WHAT NEEDS TO BE DONE ▸ Restate the data below word for word. Leave the images out.

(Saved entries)

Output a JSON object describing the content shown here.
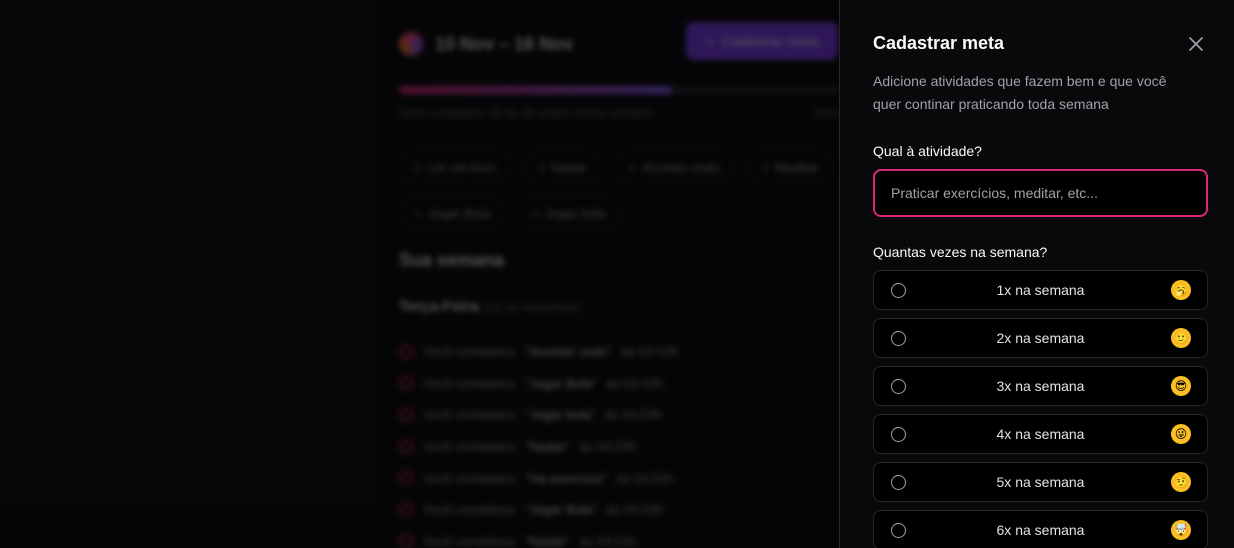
{
  "background": {
    "week_range": "10 Nov – 16 Nov",
    "create_button_label": "Cadastrar meta",
    "progress": {
      "fraction": 0.62,
      "text_left": "Você completou 18 de 29 metas nessa semana.",
      "text_right": "62%"
    },
    "pending_goals": [
      "Ler um livro",
      "Nadar",
      "Acordar cedo",
      "Meditar",
      "Jogar Bola",
      "Jogar bola"
    ],
    "section_title": "Sua semana",
    "day": {
      "name": "Terça-Feira",
      "date": "(12 de novembro)"
    },
    "completed": [
      {
        "prefix": "Você completou",
        "goal": "“Acordar cedo”",
        "suffix": "às 04:53h"
      },
      {
        "prefix": "Você completou",
        "goal": "“Jogar Bola”",
        "suffix": "às 04:53h"
      },
      {
        "prefix": "Você completou",
        "goal": "“Jogar bola”",
        "suffix": "às 04:53h"
      },
      {
        "prefix": "Você completou",
        "goal": "“Nadar”",
        "suffix": "às 04:53h"
      },
      {
        "prefix": "Você completou",
        "goal": "“Ha exercício”",
        "suffix": "às 04:53h"
      },
      {
        "prefix": "Você completou",
        "goal": "“Jogar Bola”",
        "suffix": "às 04:53h"
      },
      {
        "prefix": "Você completou",
        "goal": "“Nadar”",
        "suffix": "às 04:53h"
      }
    ]
  },
  "panel": {
    "title": "Cadastrar meta",
    "description": "Adicione atividades que fazem bem e que você quer continar praticando toda semana",
    "activity_label": "Qual à atividade?",
    "activity_placeholder": "Praticar exercícios, meditar, etc...",
    "activity_value": "",
    "frequency_label": "Quantas vezes na semana?",
    "options": [
      {
        "label": "1x na semana",
        "emoji": "🥱"
      },
      {
        "label": "2x na semana",
        "emoji": "🙂"
      },
      {
        "label": "3x na semana",
        "emoji": "😎"
      },
      {
        "label": "4x na semana",
        "emoji": "😜"
      },
      {
        "label": "5x na semana",
        "emoji": "🤨"
      },
      {
        "label": "6x na semana",
        "emoji": "🤯"
      }
    ]
  },
  "colors": {
    "accent": "#db2777",
    "violet": "#7c3aed",
    "panel_bg": "#09090b",
    "border": "#27272a"
  }
}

EXERCISE OUTPUT ▸
Output a JSON object describing the content shown here.
{
  "background": {
    "week_range": "10 Nov – 16 Nov",
    "create_button_label": "Cadastrar meta",
    "progress": {
      "fraction": 0.62,
      "text_left": "Você completou 18 de 29 metas nessa semana.",
      "text_right": "62%"
    },
    "pending_goals": [
      "Ler um livro",
      "Nadar",
      "Acordar cedo",
      "Meditar",
      "Jogar Bola",
      "Jogar bola"
    ],
    "section_title": "Sua semana",
    "day": {
      "name": "Terça-Feira",
      "date": "(12 de novembro)"
    },
    "completed": [
      {
        "prefix": "Você completou",
        "goal": "“Acordar cedo”",
        "suffix": "às 04:53h"
      },
      {
        "prefix": "Você completou",
        "goal": "“Jogar Bola”",
        "suffix": "às 04:53h"
      },
      {
        "prefix": "Você completou",
        "goal": "“Jogar bola”",
        "suffix": "às 04:53h"
      },
      {
        "prefix": "Você completou",
        "goal": "“Nadar”",
        "suffix": "às 04:53h"
      },
      {
        "prefix": "Você completou",
        "goal": "“Ha exercício”",
        "suffix": "às 04:53h"
      },
      {
        "prefix": "Você completou",
        "goal": "“Jogar Bola”",
        "suffix": "às 04:53h"
      },
      {
        "prefix": "Você completou",
        "goal": "“Nadar”",
        "suffix": "às 04:53h"
      }
    ]
  },
  "panel": {
    "title": "Cadastrar meta",
    "description": "Adicione atividades que fazem bem e que você quer continar praticando toda semana",
    "activity_label": "Qual à atividade?",
    "activity_placeholder": "Praticar exercícios, meditar, etc...",
    "activity_value": "",
    "frequency_label": "Quantas vezes na semana?",
    "options": [
      {
        "label": "1x na semana",
        "emoji": "🥱"
      },
      {
        "label": "2x na semana",
        "emoji": "🙂"
      },
      {
        "label": "3x na semana",
        "emoji": "😎"
      },
      {
        "label": "4x na semana",
        "emoji": "😜"
      },
      {
        "label": "5x na semana",
        "emoji": "🤨"
      },
      {
        "label": "6x na semana",
        "emoji": "🤯"
      }
    ]
  },
  "colors": {
    "accent": "#db2777",
    "violet": "#7c3aed",
    "panel_bg": "#09090b",
    "border": "#27272a"
  }
}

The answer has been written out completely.